The real reason all these terrible things happened is because they sinned: the man collecting sticks on Shabbat showed irreverence and rejection of God’s commandment, Aaron’s sons refused to follow Adonai’s orders about worship, Korach and all his associates refused to accept God’s authority and choose to follow a man (Korach) instead, and the people, well, the people just rebelled against God over and over. They complained about no meat when they had provisions from God that met their needs, they complained about no water, and they refused to take the land God gave them (then, after being told they were not allowed in, they tried to get in, anyway.) These people all earned their punishment, and proved over and over that their repentance was superficial and not really heart-felt. Their T’Shuva, turning from sin, was not a 180 degree turn- it went a full 360 degrees so they ended up going in the same direction that got them into trouble in the first place.
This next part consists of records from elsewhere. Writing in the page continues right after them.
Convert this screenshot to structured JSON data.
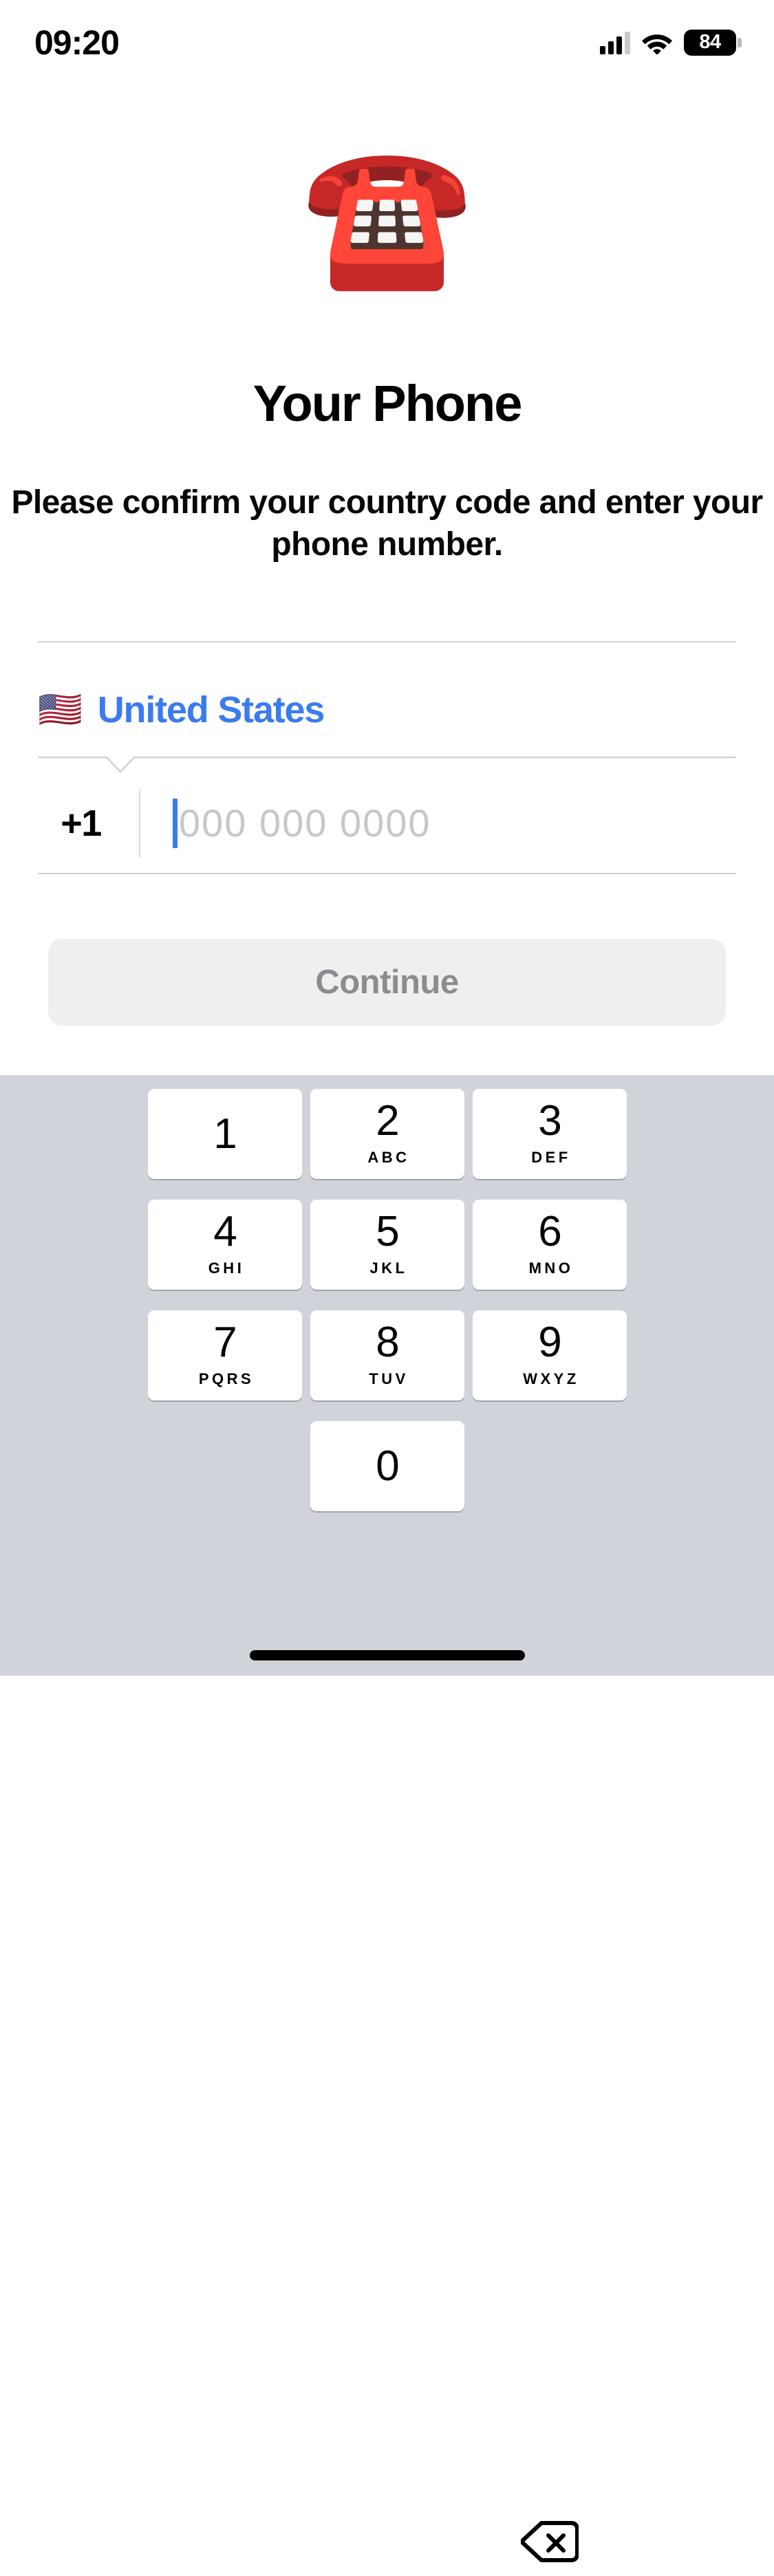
{
  "status_bar": {
    "time": "09:20",
    "cellular_icon": "cellular-signal-icon",
    "wifi_icon": "wifi-icon",
    "battery_icon": "battery-icon",
    "battery_level": "84"
  },
  "hero": {
    "emoji": "☎️",
    "emoji_name": "telephone-emoji",
    "title": "Your Phone",
    "subtitle": "Please confirm your country code and enter your phone number."
  },
  "form": {
    "country": {
      "flag": "🇺🇸",
      "flag_name": "united-states-flag-icon",
      "name": "United States",
      "color": "#3b7bf0"
    },
    "phone": {
      "dial_code": "+1",
      "value": "",
      "placeholder": "000 000 0000",
      "caret_color": "#3b7bf0",
      "placeholder_color": "#c6c6cb"
    },
    "continue_label": "Continue",
    "continue_bg": "#efeff0",
    "continue_text_color": "#8b8b90"
  },
  "keypad": {
    "background": "#d0d3d9",
    "key_bg": "#ffffff",
    "keys": [
      {
        "num": "1",
        "letters": ""
      },
      {
        "num": "2",
        "letters": "ABC"
      },
      {
        "num": "3",
        "letters": "DEF"
      },
      {
        "num": "4",
        "letters": "GHI"
      },
      {
        "num": "5",
        "letters": "JKL"
      },
      {
        "num": "6",
        "letters": "MNO"
      },
      {
        "num": "7",
        "letters": "PQRS"
      },
      {
        "num": "8",
        "letters": "TUV"
      },
      {
        "num": "9",
        "letters": "WXYZ"
      },
      {
        "num": "0",
        "letters": ""
      }
    ],
    "delete_icon": "backspace-delete-icon"
  },
  "home_indicator": "home-indicator"
}
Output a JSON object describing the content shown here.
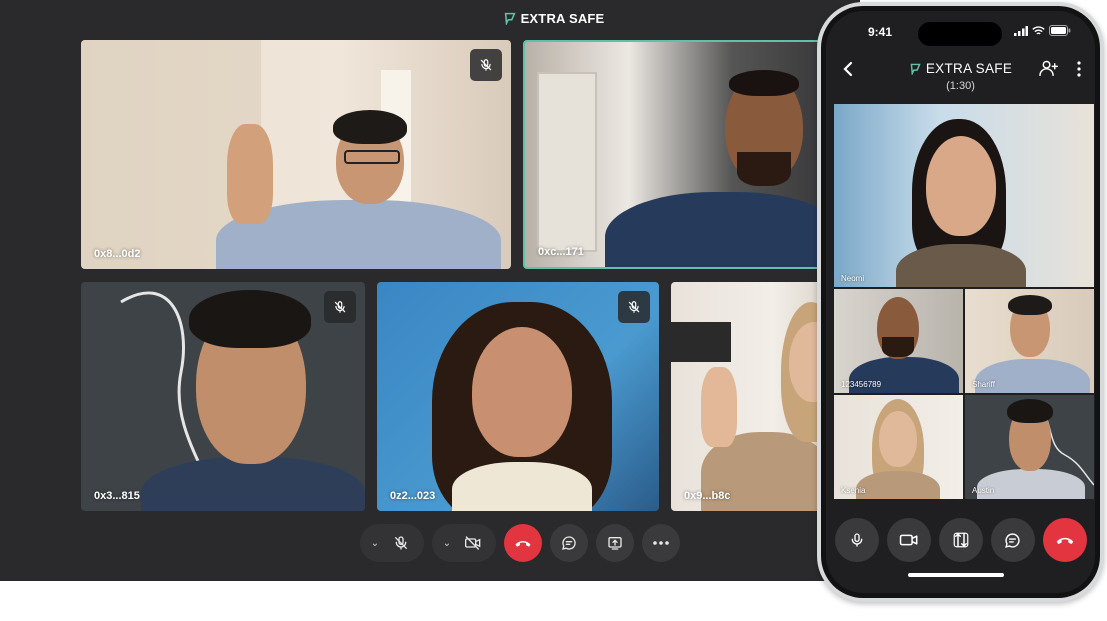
{
  "desktop": {
    "title": "EXTRA SAFE",
    "tiles": [
      {
        "label": "0x8...0d2",
        "muted": true
      },
      {
        "label": "0xc...171",
        "muted": false,
        "active": true
      },
      {
        "label": "0x3...815",
        "muted": true
      },
      {
        "label": "0z2...023",
        "muted": true
      },
      {
        "label": "0x9...b8c",
        "muted": false
      }
    ],
    "toolbar": {
      "buttons": [
        "mic-off",
        "camera-off",
        "end-call",
        "chat",
        "share-screen",
        "more"
      ]
    }
  },
  "phone": {
    "status_time": "9:41",
    "title": "EXTRA SAFE",
    "subtitle": "(1:30)",
    "tiles": [
      {
        "label": "Neomi"
      },
      {
        "label": "123456789"
      },
      {
        "label": "Shariff"
      },
      {
        "label": "Ksenia"
      },
      {
        "label": "Austin"
      }
    ],
    "controls": [
      "mic",
      "video",
      "flip-camera",
      "chat",
      "end-call"
    ]
  },
  "colors": {
    "accent": "#5fc2a6",
    "end_call": "#e2353f",
    "window_bg": "#2a2a2c"
  }
}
Teflon people are the hardest to work with, and the slowest to learn because, as the name implies, nothing “sticks” to them, i.e., they take no responsibility for their actions and are not accountable, in their minds, for what they do and say. As such, how can they ever learn anything?
I think we all have a little Teflon in us; I confess that there are many times I do something wrong or make a mistake and I would like to redirect the blame somewhere else, to someone else. I feel that way because I am a sinner and sinners don’t like to ‘fess up’ to their wrongdoing. But I also have the Ruach HaKodesh, the Holy Spirit, indwelling which reminds me and admonishes me to accept the blame and not just confess, but ask for forgiveness. And more than that, it convicts me of my errors and when someone else does wrong to me it forces me to forgive them. That is the only reason I do anything that pleases God- it is because of His spirit in me, not because of who I am.
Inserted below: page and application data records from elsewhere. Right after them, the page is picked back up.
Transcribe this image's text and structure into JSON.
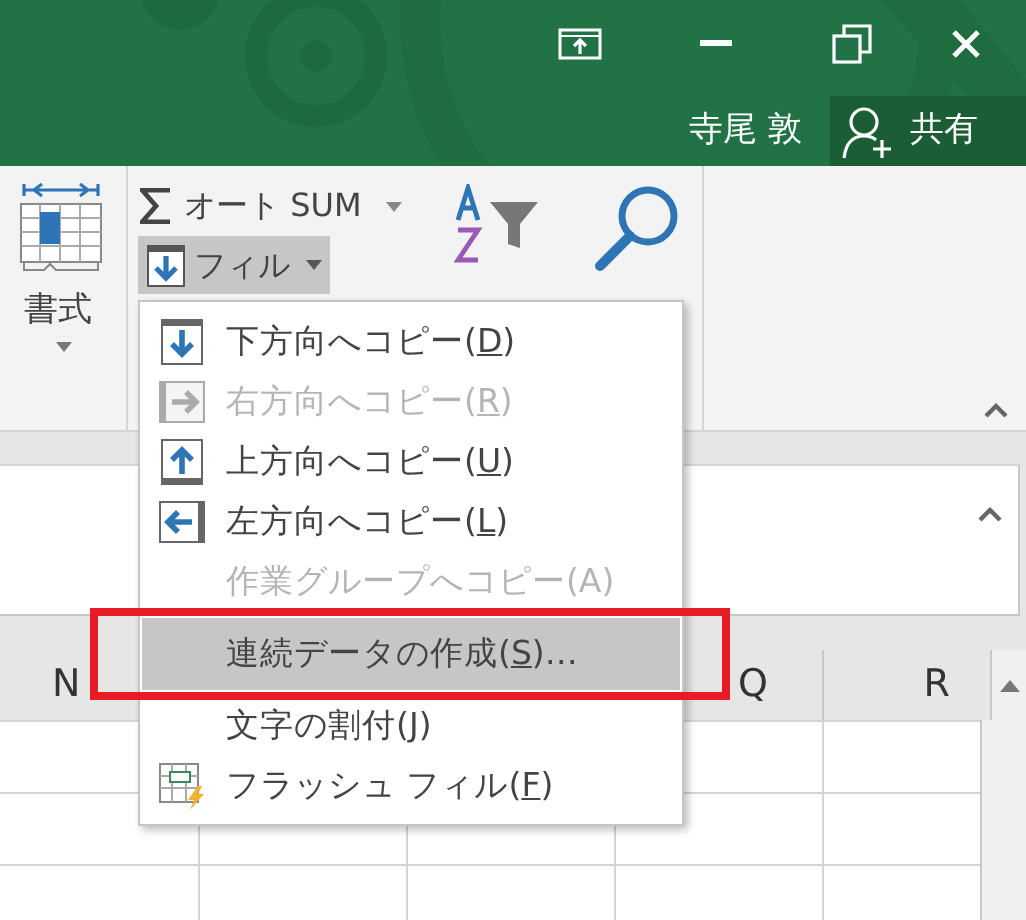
{
  "title_bar": {
    "user_name": "寺尾 敦",
    "share_label": "共有"
  },
  "ribbon": {
    "format_label": "書式",
    "autosum_label": "オート SUM",
    "fill_label": "フィル",
    "fill_pressed": true
  },
  "columns": [
    "N",
    "Q",
    "R"
  ],
  "fill_menu": {
    "items": [
      {
        "kind": "down",
        "label_before": "下方向へコピー(",
        "access_key": "D",
        "label_after": ")",
        "disabled": false,
        "selected": false
      },
      {
        "kind": "right",
        "label_before": "右方向へコピー(",
        "access_key": "R",
        "label_after": ")",
        "disabled": true,
        "selected": false
      },
      {
        "kind": "up",
        "label_before": "上方向へコピー(",
        "access_key": "U",
        "label_after": ")",
        "disabled": false,
        "selected": false
      },
      {
        "kind": "left",
        "label_before": "左方向へコピー(",
        "access_key": "L",
        "label_after": ")",
        "disabled": false,
        "selected": false
      },
      {
        "kind": "plain",
        "label_before": "作業グループへコピー(A)",
        "disabled": true,
        "selected": false
      },
      {
        "kind": "plain",
        "label_before": "連続データの作成(",
        "access_key": "S",
        "label_after": ")…",
        "disabled": false,
        "selected": true
      },
      {
        "kind": "plain",
        "label_before": "文字の割付(",
        "access_key": "J",
        "label_after": ")",
        "disabled": false,
        "selected": false
      },
      {
        "kind": "flash",
        "label_before": "フラッシュ フィル(",
        "access_key": "F",
        "label_after": ")",
        "disabled": false,
        "selected": false
      }
    ]
  },
  "annotation": {
    "kind": "frame"
  }
}
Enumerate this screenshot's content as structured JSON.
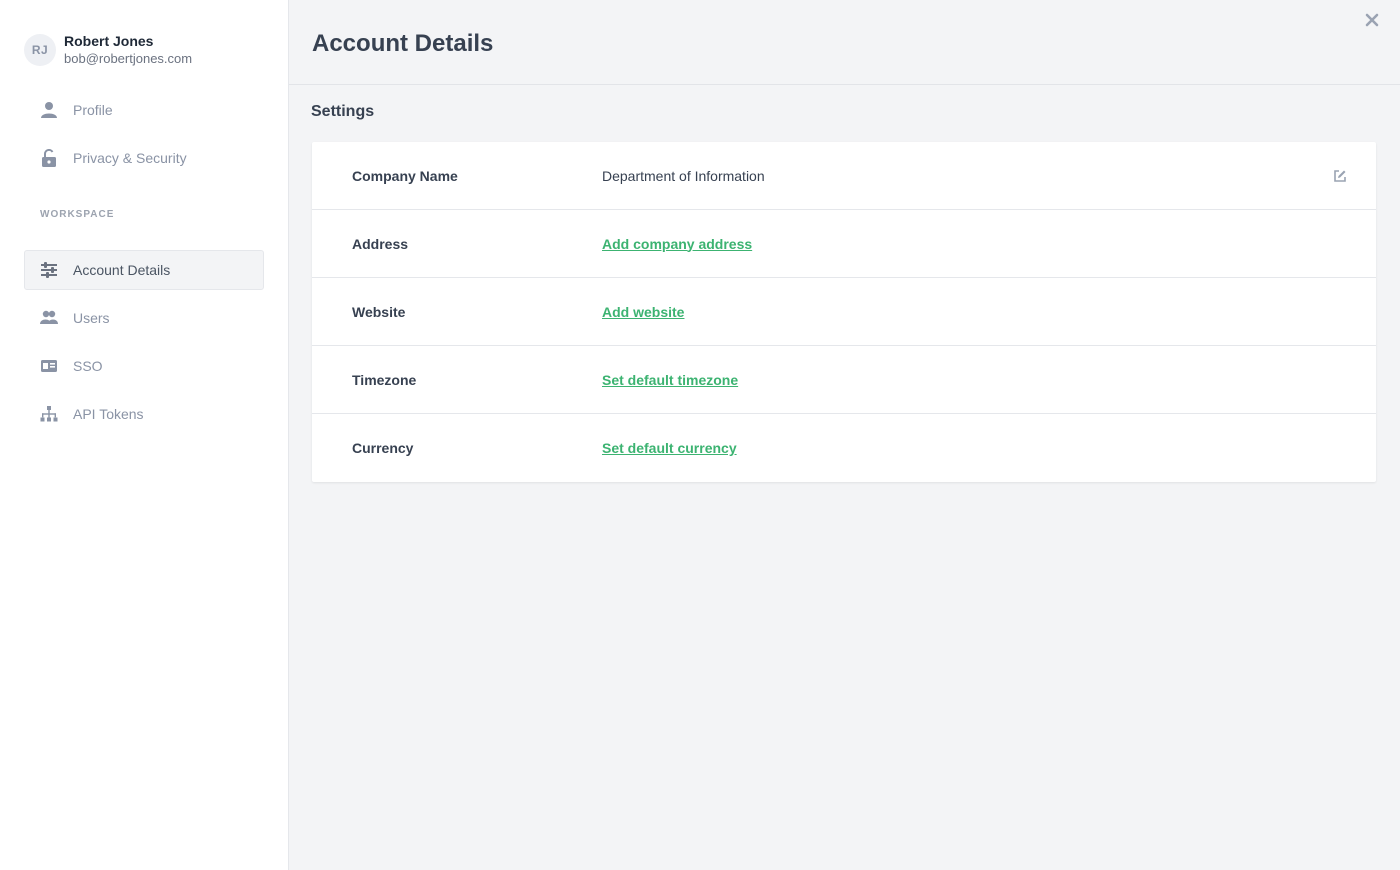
{
  "user": {
    "initials": "RJ",
    "name": "Robert Jones",
    "email": "bob@robertjones.com"
  },
  "sidebar": {
    "personal_items": [
      {
        "label": "Profile",
        "icon": "user-icon"
      },
      {
        "label": "Privacy & Security",
        "icon": "lock-icon"
      }
    ],
    "workspace_label": "WORKSPACE",
    "workspace_items": [
      {
        "label": "Account Details",
        "icon": "sliders-icon",
        "active": true
      },
      {
        "label": "Users",
        "icon": "users-icon"
      },
      {
        "label": "SSO",
        "icon": "id-card-icon"
      },
      {
        "label": "API Tokens",
        "icon": "sitemap-icon"
      }
    ]
  },
  "header": {
    "title": "Account Details",
    "close_icon": "close-icon"
  },
  "settings": {
    "title": "Settings",
    "rows": [
      {
        "label": "Company Name",
        "value": "Department of Information",
        "type": "text",
        "edit_icon": "edit-icon"
      },
      {
        "label": "Address",
        "value": "Add company address",
        "type": "link"
      },
      {
        "label": "Website",
        "value": "Add website",
        "type": "link"
      },
      {
        "label": "Timezone",
        "value": "Set default timezone",
        "type": "link"
      },
      {
        "label": "Currency",
        "value": "Set default currency",
        "type": "link"
      }
    ]
  },
  "colors": {
    "accent_link": "#3cb371",
    "sidebar_text": "#8a93a5",
    "background": "#f3f4f6"
  }
}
His spirit in me doesn’t make me a different me, it just makes me a better me.
We all have to deal with Teflon people, mainly because there are just so many of them out there. The best way to deal with them is not to waste your time trying to convince them or change them. What we, as Believers, should do is show them how to act in a way that is pleasing to God. If they throw their problems at you because they know things stick to you, you need to be gentle as doves and wise as serpents to CYA in everything you do so that when they throw stuff at you it bounces off your shields.
Daniel was upright and just in all he did, which is why the Satraps trying to trap him could only do so by fooling the king into making a law regarding something they knew Daniel did which was a righteous thing in and of itself (Daniel Chapter 6.) I’m not saying we can all be like Daniel- I know I sure ain’t gonna be that righteous, ever- but we can follow his example.
Teflon people are out there, everywhere, and they need to find someone who is stickier than they are. That would be you and me, because the Ruach haKodesh makes us accountable. And when you feel unjustly accused or you are in trouble for something you know isn’t your fault, accept it with humility and trust that God will justify you, sooner or later.
These Teflon people will one day come before the judgment of the Lord; He will strip off their Teflon and leave them with raw, unprotected skin that will have the lemon juice of their sins poured on it by the gallon. They will be held accountable for what they never felt accountable for, and they won’t be able to do anything about it.
Brothers and Sisters, all we should feel for these poor, ignorant sheep is pity.